### About this exercise:
Here you must reproduce each line of the data exactly.

### Records provided:
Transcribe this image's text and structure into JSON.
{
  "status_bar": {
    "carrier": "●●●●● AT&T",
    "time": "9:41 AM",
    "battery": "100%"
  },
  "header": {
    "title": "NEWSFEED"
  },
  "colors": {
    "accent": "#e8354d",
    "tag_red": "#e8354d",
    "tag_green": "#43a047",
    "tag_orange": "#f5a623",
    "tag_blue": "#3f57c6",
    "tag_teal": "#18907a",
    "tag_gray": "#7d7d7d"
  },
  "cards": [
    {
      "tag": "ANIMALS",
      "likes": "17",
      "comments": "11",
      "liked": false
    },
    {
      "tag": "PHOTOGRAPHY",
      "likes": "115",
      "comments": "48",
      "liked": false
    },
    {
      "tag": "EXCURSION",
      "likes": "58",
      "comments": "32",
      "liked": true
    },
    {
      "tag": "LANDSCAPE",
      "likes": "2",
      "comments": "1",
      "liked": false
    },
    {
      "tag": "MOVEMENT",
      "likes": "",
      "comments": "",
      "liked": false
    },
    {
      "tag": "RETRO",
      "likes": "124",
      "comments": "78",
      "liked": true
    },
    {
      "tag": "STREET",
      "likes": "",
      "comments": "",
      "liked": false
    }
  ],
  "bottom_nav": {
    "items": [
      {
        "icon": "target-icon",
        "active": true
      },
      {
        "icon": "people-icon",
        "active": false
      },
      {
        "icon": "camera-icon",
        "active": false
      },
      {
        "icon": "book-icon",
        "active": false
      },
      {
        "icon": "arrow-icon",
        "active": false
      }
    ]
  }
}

### Task result:
Transcribe this image's text and structure into JSON.
{
  "status_bar": {
    "carrier": "●●●●● AT&T",
    "time": "9:41 AM",
    "battery": "100%"
  },
  "header": {
    "title": "NEWSFEED"
  },
  "colors": {
    "accent": "#e8354d",
    "tag_red": "#e8354d",
    "tag_green": "#43a047",
    "tag_orange": "#f5a623",
    "tag_blue": "#3f57c6",
    "tag_teal": "#18907a",
    "tag_gray": "#7d7d7d"
  },
  "cards": [
    {
      "tag": "ANIMALS",
      "likes": "17",
      "comments": "11",
      "liked": false
    },
    {
      "tag": "PHOTOGRAPHY",
      "likes": "115",
      "comments": "48",
      "liked": false
    },
    {
      "tag": "EXCURSION",
      "likes": "58",
      "comments": "32",
      "liked": true
    },
    {
      "tag": "LANDSCAPE",
      "likes": "2",
      "comments": "1",
      "liked": false
    },
    {
      "tag": "MOVEMENT",
      "likes": "",
      "comments": "",
      "liked": false
    },
    {
      "tag": "RETRO",
      "likes": "124",
      "comments": "78",
      "liked": true
    },
    {
      "tag": "STREET",
      "likes": "",
      "comments": "",
      "liked": false
    }
  ],
  "bottom_nav": {
    "items": [
      {
        "icon": "target-icon",
        "active": true
      },
      {
        "icon": "people-icon",
        "active": false
      },
      {
        "icon": "camera-icon",
        "active": false
      },
      {
        "icon": "book-icon",
        "active": false
      },
      {
        "icon": "arrow-icon",
        "active": false
      }
    ]
  }
}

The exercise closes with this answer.